£54K Debt Recovered on behalf of a Children’s Home

Advocate has successfully recovered £54K in less than seven days on behalf of a client who nurtures and inspires children and young people. Their mission is to give children without families or suitable homes a safe environment that prepares them for adulthood whilst facilitating a fulfilling childhood. Owing to the broad spectrum of skills and expertise required, it comes at a significant cost to the state coffers. This is no place for institutionalised production lines where the bottom line is more important than the person. Our client has maintained their SME status simply because the bespoke care needs of each and every individual on their books is not scalable. This choice brings with it cashflow limitations and meant carrying £54K over more than a few weeks quickly became an exponentially serious problem.

A Tale of Two Councils

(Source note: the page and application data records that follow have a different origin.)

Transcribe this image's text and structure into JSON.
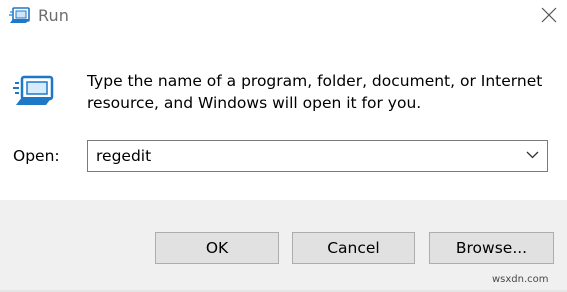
{
  "window": {
    "title": "Run",
    "title_icon": "run-icon",
    "close_icon": "close-icon"
  },
  "dialog": {
    "icon": "run-app-icon",
    "description_line1": "Type the name of a program, folder, document, or Internet",
    "description_line2": "resource, and Windows will open it for you.",
    "open_label": "Open:",
    "open_value": "regedit",
    "dropdown_icon": "chevron-down-icon"
  },
  "buttons": {
    "ok": "OK",
    "cancel": "Cancel",
    "browse": "Browse..."
  },
  "watermark": "wsxdn.com",
  "colors": {
    "icon_blue": "#1e78c8",
    "footer_bg": "#f0f0f0",
    "button_bg": "#e1e1e1",
    "button_border": "#adadad",
    "title_text": "#6d6d6d"
  }
}
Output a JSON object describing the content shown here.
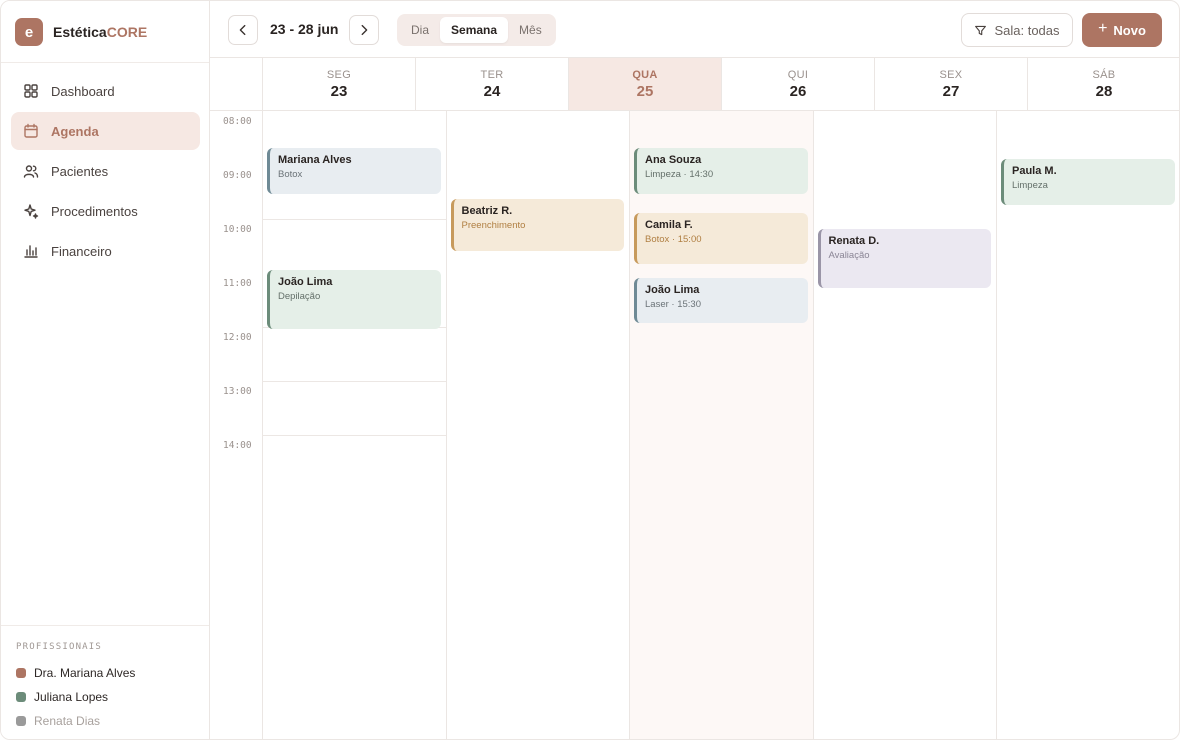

The debt related to the final period of working with an individual who, after reaching the age where they could choose to be independent, decided to leave the care system and venture out into the world solo. After all, where better to make your own way than in one of London’s 32 boroughs? This particular borough could almost be perceived as two separate councils because it simultaneously features in the top 10% of deprived and wealthy communities in the UK. In accordance with the contract, once a person leaves our client’s care, there is a 28-day notice period from the end of the provision. This is because resources are booked and budgeted in advance. When the final month of service and notice period was invoiced, our client expected both fees to be paid in the usual time frame. However, the council pushed both invoices back, stopping short of elaborating on what the dispute might be.

Coming Home

With the £54K leaving a significant gap in cash flow, Advocate was instructed. We quickly engaged what could only be described as an uninformed and poorly coordinated accounts payable team. One could easily think of the £54K as a ball bouncing off the bumpers in a pinball machine. Persistence paid off, and a breakthrough came when we encountered the individual holding back payment. Their query related to why service provision was ending and why our client was seeking payment for the notice period. An epitome of efficiency, the client furnished us with an email trail between them and the council explaining the termination, justifying the notice period and referencing the contract on which the last few years of service provision had been based. Now we had identified the right contact, cause of non-payment and solution to the problem, the only task remaining was to make full payment. Recognising the urgency, a same-day payment for the £54K was received. Statutory late payment charges of £3.2K were uncontested in line with government policy and received on top of the £54K. Since this case, our client has another young person on their books courtesy of the same council, and we are informed payments are being made very promptly indeed!